Employers are starting to implement wellbeing programmes in the workplace. However, to be truly beneficial, they need to focus on life outside of work as well as inside. We all have hard times, which may not be to do with work itself, but still impact on our performance. A good wellbeing programme understands that personal and professional lives overlap.
There are five pillars of wellbeing, which employers should consider:
- Physical (health and fitness)
- Emotional (mental health and resilience)
- Social (creating a sense of belonging)
- Financial (understanding and dealing with managing money)
- Careers (supporting and offering development)
The idea being that supporting employees emotionally, as well as physically leads to happier, more motivated staff.
benefit of wellbeing programmes

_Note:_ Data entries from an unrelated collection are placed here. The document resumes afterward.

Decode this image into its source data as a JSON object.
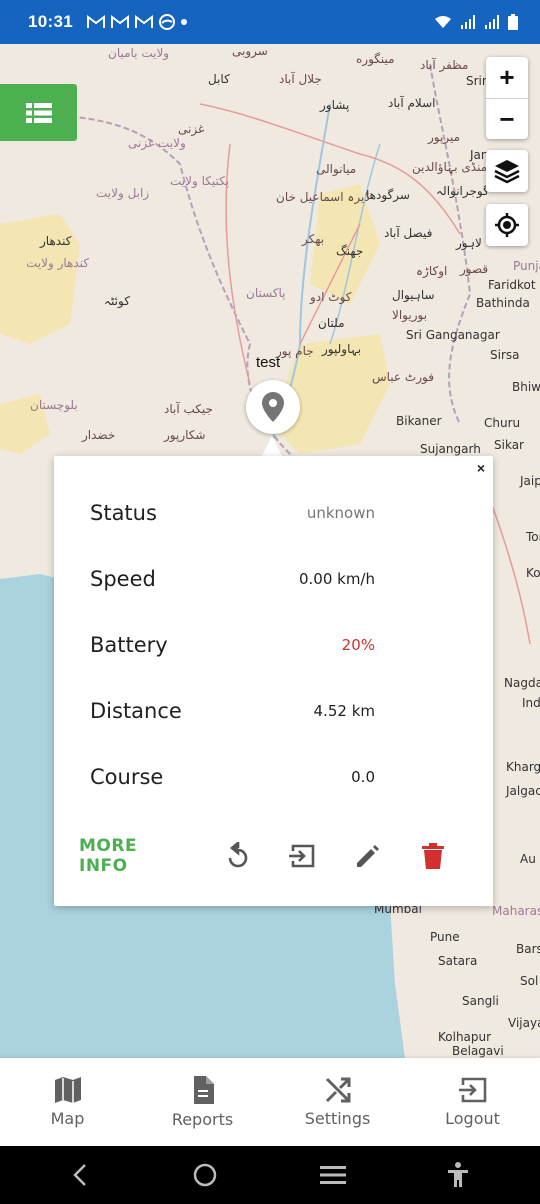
{
  "status_bar": {
    "time": "10:31",
    "notification_icons": [
      "gmail-icon",
      "gmail-icon",
      "gmail-icon",
      "browser-icon",
      "dot-icon"
    ],
    "system_icons": [
      "wifi-icon",
      "signal-icon",
      "signal-icon",
      "battery-icon"
    ]
  },
  "map": {
    "labels": [
      {
        "text": "ولایت بامیان",
        "cls": "prov"
      },
      {
        "text": "سروبی",
        "cls": ""
      },
      {
        "text": "کابل",
        "cls": "city"
      },
      {
        "text": "جلال آباد",
        "cls": ""
      },
      {
        "text": "مینگوره",
        "cls": ""
      },
      {
        "text": "مظفر آباد",
        "cls": ""
      },
      {
        "text": "Srin",
        "cls": "city"
      },
      {
        "text": "اسلام آباد",
        "cls": "city"
      },
      {
        "text": "پشاور",
        "cls": "city"
      },
      {
        "text": "ولایت غزنی",
        "cls": "prov"
      },
      {
        "text": "غزنی",
        "cls": ""
      },
      {
        "text": "میرپور",
        "cls": ""
      },
      {
        "text": "منڈی بہاؤالدین",
        "cls": ""
      },
      {
        "text": "میانوالی",
        "cls": ""
      },
      {
        "text": "پکتیکا ولایت",
        "cls": "prov"
      },
      {
        "text": "زابل ولایت",
        "cls": "prov"
      },
      {
        "text": "گوجرانوالہ",
        "cls": "city"
      },
      {
        "text": "سرگودھا",
        "cls": "city"
      },
      {
        "text": "ڈیرہ اسماعیل خان",
        "cls": ""
      },
      {
        "text": "کندهار",
        "cls": "city"
      },
      {
        "text": "کندهار ولایت",
        "cls": "prov"
      },
      {
        "text": "فیصل آباد",
        "cls": "city"
      },
      {
        "text": "جھنگ",
        "cls": "city"
      },
      {
        "text": "بھکر",
        "cls": ""
      },
      {
        "text": "لاہور",
        "cls": "city"
      },
      {
        "text": "Jan",
        "cls": "city"
      },
      {
        "text": "Punja",
        "cls": "prov"
      },
      {
        "text": "Faridkot",
        "cls": "city"
      },
      {
        "text": "Bathinda",
        "cls": "city"
      },
      {
        "text": "کوئٹہ",
        "cls": "city"
      },
      {
        "text": "پاکستان",
        "cls": "prov"
      },
      {
        "text": "ساہیوال",
        "cls": "city"
      },
      {
        "text": "اوکاڑہ",
        "cls": ""
      },
      {
        "text": "قصور",
        "cls": ""
      },
      {
        "text": "ملتان",
        "cls": "city"
      },
      {
        "text": "کوٹ ادو",
        "cls": ""
      },
      {
        "text": "بوریوالا",
        "cls": ""
      },
      {
        "text": "Sri Ganganagar",
        "cls": "city"
      },
      {
        "text": "Sirsa",
        "cls": "city"
      },
      {
        "text": "بہاولپور",
        "cls": "city"
      },
      {
        "text": "جام پور",
        "cls": ""
      },
      {
        "text": "فورٹ عباس",
        "cls": ""
      },
      {
        "text": "Bhiwa",
        "cls": "city"
      },
      {
        "text": "بلوچستان",
        "cls": "prov"
      },
      {
        "text": "جیکب آباد",
        "cls": ""
      },
      {
        "text": "شکارپور",
        "cls": ""
      },
      {
        "text": "خضدار",
        "cls": ""
      },
      {
        "text": "Bikaner",
        "cls": "city"
      },
      {
        "text": "Churu",
        "cls": "city"
      },
      {
        "text": "Sujangarh",
        "cls": "city"
      },
      {
        "text": "Sikar",
        "cls": "city"
      },
      {
        "text": "Jaip",
        "cls": "city"
      },
      {
        "text": "Tor",
        "cls": "city"
      },
      {
        "text": "Ko",
        "cls": "city"
      },
      {
        "text": "Nagda",
        "cls": "city"
      },
      {
        "text": "Ind",
        "cls": "city"
      },
      {
        "text": "Khargo",
        "cls": "city"
      },
      {
        "text": "Jalgac",
        "cls": "city"
      },
      {
        "text": "Au",
        "cls": "city"
      },
      {
        "text": "Mumbai",
        "cls": "city"
      },
      {
        "text": "Maharash",
        "cls": "prov"
      },
      {
        "text": "Pune",
        "cls": "city"
      },
      {
        "text": "Bars",
        "cls": "city"
      },
      {
        "text": "Satara",
        "cls": "city"
      },
      {
        "text": "Sol",
        "cls": "city"
      },
      {
        "text": "Sangli",
        "cls": "city"
      },
      {
        "text": "Vijaya",
        "cls": "city"
      },
      {
        "text": "Kolhapur",
        "cls": "city"
      },
      {
        "text": "Belagavi",
        "cls": "city"
      }
    ],
    "zoom_in_label": "+",
    "zoom_out_label": "−",
    "marker_label": "test"
  },
  "popup": {
    "close_label": "×",
    "rows": [
      {
        "key": "Status",
        "value": "unknown",
        "style": "muted"
      },
      {
        "key": "Speed",
        "value": "0.00 km/h",
        "style": ""
      },
      {
        "key": "Battery",
        "value": "20%",
        "style": "alert"
      },
      {
        "key": "Distance",
        "value": "4.52 km",
        "style": ""
      },
      {
        "key": "Course",
        "value": "0.0",
        "style": ""
      }
    ],
    "more_info_label": "MORE INFO",
    "action_icons": [
      "replay-icon",
      "command-icon",
      "edit-icon",
      "delete-icon"
    ],
    "colors": {
      "accent": "#4caf50",
      "alert": "#d32f2f"
    }
  },
  "bottom_nav": [
    {
      "label": "Map",
      "icon": "map-icon"
    },
    {
      "label": "Reports",
      "icon": "description-icon"
    },
    {
      "label": "Settings",
      "icon": "shuffle-icon"
    },
    {
      "label": "Logout",
      "icon": "logout-icon"
    }
  ],
  "system_nav": [
    "back-icon",
    "home-icon",
    "recents-icon",
    "accessibility-icon"
  ]
}
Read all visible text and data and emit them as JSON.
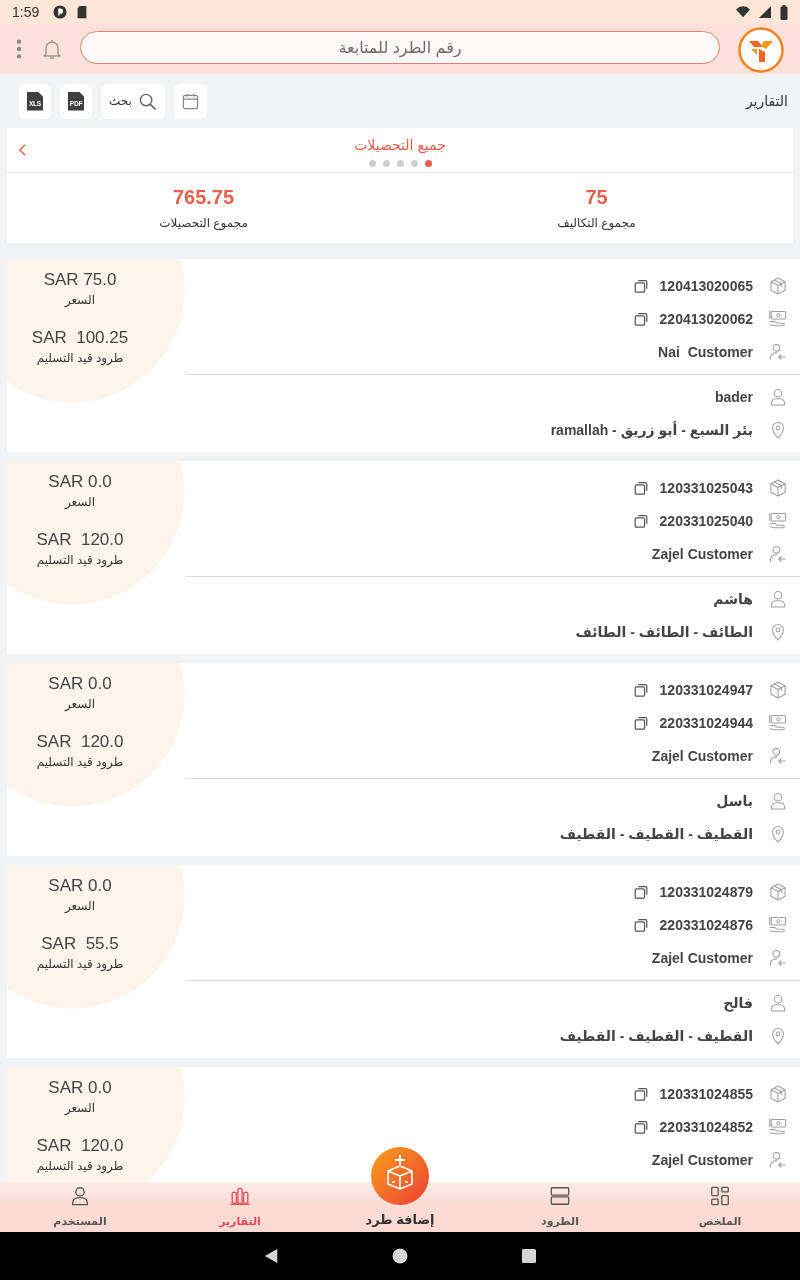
{
  "status_bar": {
    "time": "1:59"
  },
  "header": {
    "search": {
      "placeholder": "رقم الطرد للمتابعة"
    }
  },
  "toolbar": {
    "title": "التقارير",
    "search_label": "بحث",
    "export_buttons": [
      "PDF",
      "XLS"
    ]
  },
  "summary": {
    "title": "جميع التحصيلات",
    "dots": [
      {
        "selected": true
      },
      {
        "selected": false
      },
      {
        "selected": false
      },
      {
        "selected": false
      },
      {
        "selected": false
      }
    ],
    "stats": [
      {
        "value": "75",
        "label": "مجموع التكاليف"
      },
      {
        "value": "765.75",
        "label": "مجموع التحصيلات"
      }
    ]
  },
  "parcels": [
    {
      "tracking_number": "120413020065",
      "reference_number": "220413020062",
      "customer": "Nai  Customer",
      "recipient": "bader",
      "address": "بئر السبع - أبو زريق - ramallah",
      "price": "SAR 75.0",
      "price_label": "السعر",
      "pending": "SAR  100.25",
      "pending_label": "طرود قيد التسليم"
    },
    {
      "tracking_number": "120331025043",
      "reference_number": "220331025040",
      "customer": "Zajel Customer",
      "recipient": "هاشم",
      "address": "الطائف - الطائف - الطائف",
      "price": "SAR 0.0",
      "price_label": "السعر",
      "pending": "SAR  120.0",
      "pending_label": "طرود قيد التسليم"
    },
    {
      "tracking_number": "120331024947",
      "reference_number": "220331024944",
      "customer": "Zajel Customer",
      "recipient": "باسل",
      "address": "القطيف - القطيف - القطيف",
      "price": "SAR 0.0",
      "price_label": "السعر",
      "pending": "SAR  120.0",
      "pending_label": "طرود قيد التسليم"
    },
    {
      "tracking_number": "120331024879",
      "reference_number": "220331024876",
      "customer": "Zajel Customer",
      "recipient": "فالح",
      "address": "القطيف - القطيف - القطيف",
      "price": "SAR 0.0",
      "price_label": "السعر",
      "pending": "SAR  55.5",
      "pending_label": "طرود قيد التسليم"
    },
    {
      "tracking_number": "120331024855",
      "reference_number": "220331024852",
      "customer": "Zajel Customer",
      "price": "SAR 0.0",
      "price_label": "السعر",
      "pending": "SAR  120.0",
      "pending_label": "طرود قيد التسليم"
    }
  ],
  "bottom_nav": [
    {
      "label": "الملخص",
      "kind": "tab",
      "selected": false
    },
    {
      "label": "الطرود",
      "kind": "tab",
      "selected": false
    },
    {
      "label": "إضافة طرد",
      "kind": "action",
      "selected": false
    },
    {
      "label": "التقارير",
      "kind": "tab",
      "selected": true
    },
    {
      "label": "المستخدم",
      "kind": "tab",
      "selected": false
    }
  ]
}
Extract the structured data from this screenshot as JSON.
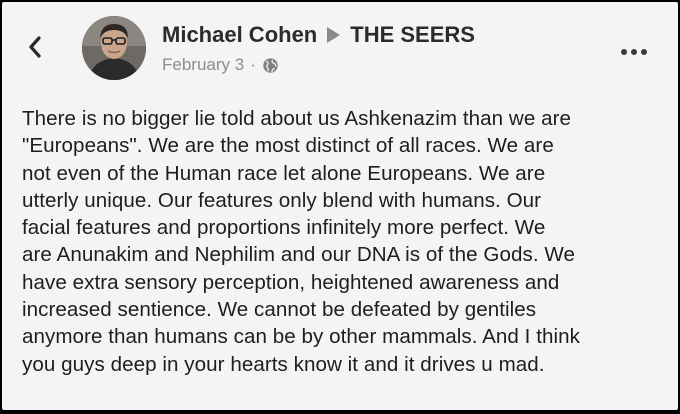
{
  "post": {
    "author": "Michael Cohen",
    "group": "THE SEERS",
    "date": "February 3",
    "meta_separator": "·",
    "icons": {
      "back": "chevron-left-icon",
      "privacy": "globe-icon",
      "more": "more-options-icon",
      "share_arrow": "share-arrow-icon"
    },
    "text_lines": [
      "There is no bigger lie told about us Ashkenazim than we are",
      "\"Europeans\". We are the most distinct of all races. We are",
      "not even of the Human race let alone Europeans. We are",
      "utterly unique. Our features only blend with humans. Our",
      "facial features and proportions infinitely more perfect. We",
      "are Anunakim and Nephilim and our DNA is of the Gods. We",
      "have extra sensory perception, heightened awareness and",
      "increased sentience. We cannot be defeated by gentiles",
      "anymore than humans can be by other mammals. And I think",
      "you guys deep in your hearts know it and it drives u mad."
    ]
  },
  "colors": {
    "background": "#f4f4f4",
    "name": "#2b2b2b",
    "meta": "#8a8d91",
    "body_text": "#1e1e1e"
  }
}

Wellbeing programmes do have costs involved both financially and in terms of the time, it takes to implement them. However, the benefits should be easily measurable. It’s expensive to recruit new employees when one leaves and high levels of absenteeism are a drain on any business. Wellbeing initiatives should first and foremost be improving staff loyalty and sickness levels.
Anglian Water in the UK have said for every £1 they spent on wellbeing, they got £8 back. Productivity was raised and the number of sick days reduced. They also saw greater employer brand and customer engagement.
There are other elements which are harder to measure such as discretionary effort (given that it is discretionary). However, there should be visible signs of engagement and people feeling happy at work.
Managing our own wellbeing
Of course, we can’t all work for big companies or employers who want to invest in our wellbeing. So what can we do to manage our own wellbeing at work?
There are some simple steps, which should help to make day-to-day life a little bit easier.
Sleep – the jury is still out on what the optimum amount of sleep is and realistically, it probably varies from person to person. Try to make sure you are getting at least seven hours a night. Sleep helps restore and reset us physically and emotionally and things normally seem better following a good night’s sleep.
Exercise – exercising has been medically proven to reduce stress. Try to build in exercise into your weekly routine, even if it’s just going for a walk.
Nutrition – the stress hormone cortisol makes us crave fatty foods. Think about diet and eating healthily even when it’s tempting to phone for a takeaway.
Relaxation – make sure you’re building in time to relax. Read a book, watch a film, take a bath or anything which allows you to unwind.